“He’s on the edge of the precipice,” Gomà told El País newspaper. “But he wants to take on that role until the end. We have no doubts that the referendum will not take place because it violates all the laws.”
The organisation lacks both the unity and the ability to mobilise of its adversaries. But the kind of strident convictions expressed by its leader are commonplace within the anti-independence camp. Such entrenchment on both sides has made a solution to the Catalan stalemate increasingly difficult.
“The problem is we have a PP government which has denied the existence of a problem and a Catalan government which has taken advantage of that denial to pursue the objective of independence,” says Carles Ruiz, the mayor of the town of Viladecans, near Barcelona.
His Catalan Socialist Party (PSC) proposes creating a new, federal, state structure to defuse the standoff. But it has at times been caught in the middle of the crossfire, uneasy at Rajoy’s legalistic approach, but unwilling to welcome a yes-no referendum on breaking away from Spain.

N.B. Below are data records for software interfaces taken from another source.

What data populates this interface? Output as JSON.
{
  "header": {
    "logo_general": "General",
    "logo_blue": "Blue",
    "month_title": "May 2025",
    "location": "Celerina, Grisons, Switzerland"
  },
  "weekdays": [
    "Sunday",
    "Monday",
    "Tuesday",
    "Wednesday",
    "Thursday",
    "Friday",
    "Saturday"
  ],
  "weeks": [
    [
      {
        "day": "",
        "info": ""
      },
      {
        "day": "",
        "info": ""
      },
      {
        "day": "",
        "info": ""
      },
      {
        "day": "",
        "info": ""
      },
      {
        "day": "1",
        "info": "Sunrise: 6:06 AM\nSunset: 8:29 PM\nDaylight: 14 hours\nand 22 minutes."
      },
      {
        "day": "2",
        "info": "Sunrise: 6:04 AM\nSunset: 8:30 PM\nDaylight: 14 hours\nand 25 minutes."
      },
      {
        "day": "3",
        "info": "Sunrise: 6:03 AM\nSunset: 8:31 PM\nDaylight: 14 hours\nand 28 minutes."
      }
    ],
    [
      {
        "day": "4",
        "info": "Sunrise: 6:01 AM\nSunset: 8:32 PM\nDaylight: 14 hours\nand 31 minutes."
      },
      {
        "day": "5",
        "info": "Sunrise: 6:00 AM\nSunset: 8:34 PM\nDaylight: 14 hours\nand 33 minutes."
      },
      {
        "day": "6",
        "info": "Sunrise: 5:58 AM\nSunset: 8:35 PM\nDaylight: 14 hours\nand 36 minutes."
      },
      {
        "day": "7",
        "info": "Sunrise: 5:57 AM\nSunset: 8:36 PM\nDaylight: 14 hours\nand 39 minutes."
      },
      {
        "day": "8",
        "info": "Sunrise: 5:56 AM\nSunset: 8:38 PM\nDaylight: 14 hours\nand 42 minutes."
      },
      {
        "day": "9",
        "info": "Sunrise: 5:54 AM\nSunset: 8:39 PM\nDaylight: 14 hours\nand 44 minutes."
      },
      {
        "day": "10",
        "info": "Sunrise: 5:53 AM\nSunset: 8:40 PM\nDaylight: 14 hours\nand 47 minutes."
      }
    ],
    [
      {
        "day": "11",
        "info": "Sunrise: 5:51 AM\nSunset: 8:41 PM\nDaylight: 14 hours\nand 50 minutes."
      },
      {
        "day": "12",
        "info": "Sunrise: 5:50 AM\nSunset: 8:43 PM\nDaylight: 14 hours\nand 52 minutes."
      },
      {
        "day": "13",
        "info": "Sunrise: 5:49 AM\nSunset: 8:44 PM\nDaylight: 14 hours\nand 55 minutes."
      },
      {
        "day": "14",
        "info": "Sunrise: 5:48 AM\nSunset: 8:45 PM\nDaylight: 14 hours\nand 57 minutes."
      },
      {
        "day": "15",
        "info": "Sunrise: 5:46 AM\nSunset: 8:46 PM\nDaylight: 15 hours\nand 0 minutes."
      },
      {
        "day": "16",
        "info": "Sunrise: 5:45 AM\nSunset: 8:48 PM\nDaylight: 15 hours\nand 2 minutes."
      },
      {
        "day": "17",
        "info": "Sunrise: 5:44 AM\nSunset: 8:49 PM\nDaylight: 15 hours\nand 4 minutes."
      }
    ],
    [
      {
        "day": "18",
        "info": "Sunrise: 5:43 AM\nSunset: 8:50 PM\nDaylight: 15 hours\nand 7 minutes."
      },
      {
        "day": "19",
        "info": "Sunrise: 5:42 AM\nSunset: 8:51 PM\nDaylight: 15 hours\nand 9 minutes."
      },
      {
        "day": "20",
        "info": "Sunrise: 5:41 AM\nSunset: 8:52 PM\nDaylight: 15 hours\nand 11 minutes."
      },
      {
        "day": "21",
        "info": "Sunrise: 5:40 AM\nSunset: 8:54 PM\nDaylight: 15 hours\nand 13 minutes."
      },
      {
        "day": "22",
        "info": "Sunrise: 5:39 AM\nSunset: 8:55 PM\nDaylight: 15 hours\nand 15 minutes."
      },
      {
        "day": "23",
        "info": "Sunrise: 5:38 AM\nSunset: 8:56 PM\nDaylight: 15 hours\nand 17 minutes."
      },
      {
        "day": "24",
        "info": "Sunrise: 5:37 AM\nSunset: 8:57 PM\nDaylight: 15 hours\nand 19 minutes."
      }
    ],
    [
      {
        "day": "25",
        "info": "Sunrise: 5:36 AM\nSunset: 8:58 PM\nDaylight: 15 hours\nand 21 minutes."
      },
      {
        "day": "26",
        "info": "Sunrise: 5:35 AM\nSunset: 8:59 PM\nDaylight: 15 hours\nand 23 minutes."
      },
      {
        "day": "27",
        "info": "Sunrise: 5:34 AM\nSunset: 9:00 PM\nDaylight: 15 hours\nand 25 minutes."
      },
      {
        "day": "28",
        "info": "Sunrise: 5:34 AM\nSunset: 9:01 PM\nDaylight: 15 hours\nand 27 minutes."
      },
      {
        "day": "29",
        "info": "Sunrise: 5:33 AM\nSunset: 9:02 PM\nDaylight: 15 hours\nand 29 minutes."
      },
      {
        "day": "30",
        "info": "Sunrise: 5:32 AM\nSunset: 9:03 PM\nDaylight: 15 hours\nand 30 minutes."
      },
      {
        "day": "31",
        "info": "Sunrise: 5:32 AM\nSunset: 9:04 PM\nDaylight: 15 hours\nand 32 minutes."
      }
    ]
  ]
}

“It’s quite obvious that you can’t decide such an important issue as the creation of a new state and separation from another state via a penalty shoot-out,” he says, using a football analogy.
Sergi Fuentes has been sleeping rough at Barcelona university, where he studies political sciences, since September 22nd as part of a protest at Madrid’s attempts to stop the referendum.
With earrings, a Mohican and a camouflaged T-shirt, he fits the punk aesthetic of the Popular Unity Candidacy (CUP), the small, anti-capitalist party whose support for the nationalist government in the Catalan parliament has allowed the independence drive to get this far.
The CUP is the most radical secessionist party in mainstream politics and for its supporters Sunday’s referendum represents a long dreamed-of moment. While he says he believes the vote will take place despite the obstacles in its way, like most Catalans, he is not entirely sure what will happen.
He insists that the CUP and other pro-independence forces will remain peaceful, although he suggests that violence on the part of the Spanish authorities could benefit his cause.
“That would send an image to the rest of the world that would help us, it would encourage other countries to support the referendum,” he says.
Many theories are circulating regarding not just what will happen on Sunday, but what will unfold afterwards. There have been reports that if the referendum is blocked, Puigdemont will consider issuing a unilateral declaration of independence next week.
Others suggest he might call a regional election in a bid to bolster the pro-independence majority in the regional parliament. Some have ventured that Rajoy is mulling calling a general election, to capitalise on anti-independence feeling elsewhere in Spain.
There is, of course, always the possibility that once the dust settles, both sides will cautiously start to negotiate an increase in Catalan self-government, without granting it full independence.
But for Fuentes, it is too late for that. “For me that wouldn’t be enough. For me the only solution is independence, given the situation and knowing the Spanish state,” he says.
“We’ve started down this road. We’re not going to take a step back.”